TASK DETAILS:
Reading down the listing below, count the lines where the word "email" shows up, then give only that count.
((
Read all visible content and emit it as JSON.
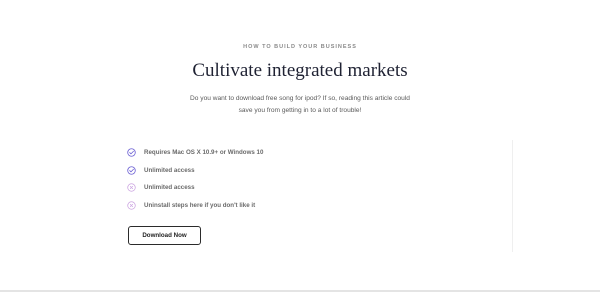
{
  "header": {
    "eyebrow": "HOW TO BUILD YOUR BUSINESS",
    "title": "Cultivate integrated markets",
    "description_lines": [
      "Do you want to download free song for ipod? If so, reading this article could",
      "save you from getting in to a lot of trouble!"
    ]
  },
  "features": [
    {
      "label": "Requires Mac OS X 10.9+ or Windows 10",
      "icon": "check-circle-icon",
      "state": "included"
    },
    {
      "label": "Unlimited access",
      "icon": "check-circle-icon",
      "state": "included"
    },
    {
      "label": "Unlimited access",
      "icon": "x-circle-icon",
      "state": "excluded"
    },
    {
      "label": "Uninstall steps here if you don't like it",
      "icon": "x-circle-icon",
      "state": "excluded"
    }
  ],
  "cta": {
    "label": "Download Now"
  },
  "colors": {
    "check_icon": "#6b5fd3",
    "x_icon": "#c9a0e0",
    "title": "#1f2233",
    "button_border": "#2b2b2b"
  }
}
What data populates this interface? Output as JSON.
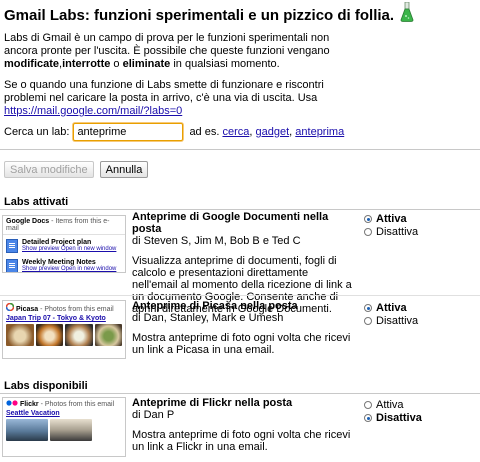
{
  "header": {
    "title": "Gmail Labs: funzioni sperimentali e un pizzico di follia."
  },
  "intro": {
    "p1_a": "Labs di Gmail è un campo di prova per le funzioni sperimentali non ancora pronte per l'uscita. È possibile che queste funzioni vengano ",
    "p1_b1": "modificate",
    "p1_sep1": ",",
    "p1_b2": "interrotte",
    "p1_sep2": " o ",
    "p1_b3": "eliminate",
    "p1_c": " in qualsiasi momento.",
    "p2_a": "Se o quando una funzione di Labs smette di funzionare e riscontri problemi nel caricare la posta in arrivo, c'è una via di uscita. Usa ",
    "p2_link": "https://mail.google.com/mail/?labs=0"
  },
  "search": {
    "label": "Cerca un lab:",
    "value": "anteprime",
    "examples_prefix": "ad es.",
    "examples": [
      "cerca",
      "gadget",
      "anteprima"
    ]
  },
  "buttons": {
    "save": "Salva modifiche",
    "cancel": "Annulla"
  },
  "sections": {
    "enabled": "Labs attivati",
    "available": "Labs disponibili"
  },
  "labs": [
    {
      "name": "Anteprime di Google Documenti nella posta",
      "authors": "di Steven S, Jim M, Bob B e Ted C",
      "description": "Visualizza anteprime di documenti, fogli di calcolo e presentazioni direttamente nell'email al momento della ricezione di link a un documento Google. Consente anche di aprirli direttamente in Google Documenti.",
      "enable": "Attiva",
      "disable": "Disattiva",
      "state": "enabled",
      "thumb": {
        "service": "Google Docs",
        "subtitle": "- Items from this e-mail",
        "items": [
          {
            "title": "Detailed Project plan",
            "links": "Show preview   Open in new window"
          },
          {
            "title": "Weekly Meeting Notes",
            "links": "Show preview   Open in new window"
          }
        ]
      }
    },
    {
      "name": "Anteprime di Picasa nella posta",
      "authors": "di Dan, Stanley, Mark e Umesh",
      "description": "Mostra anteprime di foto ogni volta che ricevi un link a Picasa in una email.",
      "enable": "Attiva",
      "disable": "Disattiva",
      "state": "enabled",
      "thumb": {
        "service": "Picasa",
        "subtitle": "- Photos from this email",
        "album": "Japan Trip 07 - Tokyo & Kyoto"
      }
    },
    {
      "name": "Anteprime di Flickr nella posta",
      "authors": "di Dan P",
      "description": "Mostra anteprime di foto ogni volta che ricevi un link a Flickr in una email.",
      "enable": "Attiva",
      "disable": "Disattiva",
      "state": "disabled",
      "thumb": {
        "service": "Flickr",
        "subtitle": "- Photos from this email",
        "album": "Seattle Vacation"
      }
    }
  ],
  "colors": {
    "link": "#1a0dab",
    "input_focus": "#e8a000",
    "flask_green": "#3bb54a"
  },
  "icons": {
    "flask": "labs-flask-icon",
    "docs": "document-icon",
    "picasa": "picasa-logo-icon",
    "flickr": "flickr-logo-icon"
  }
}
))
RESPONSE:
5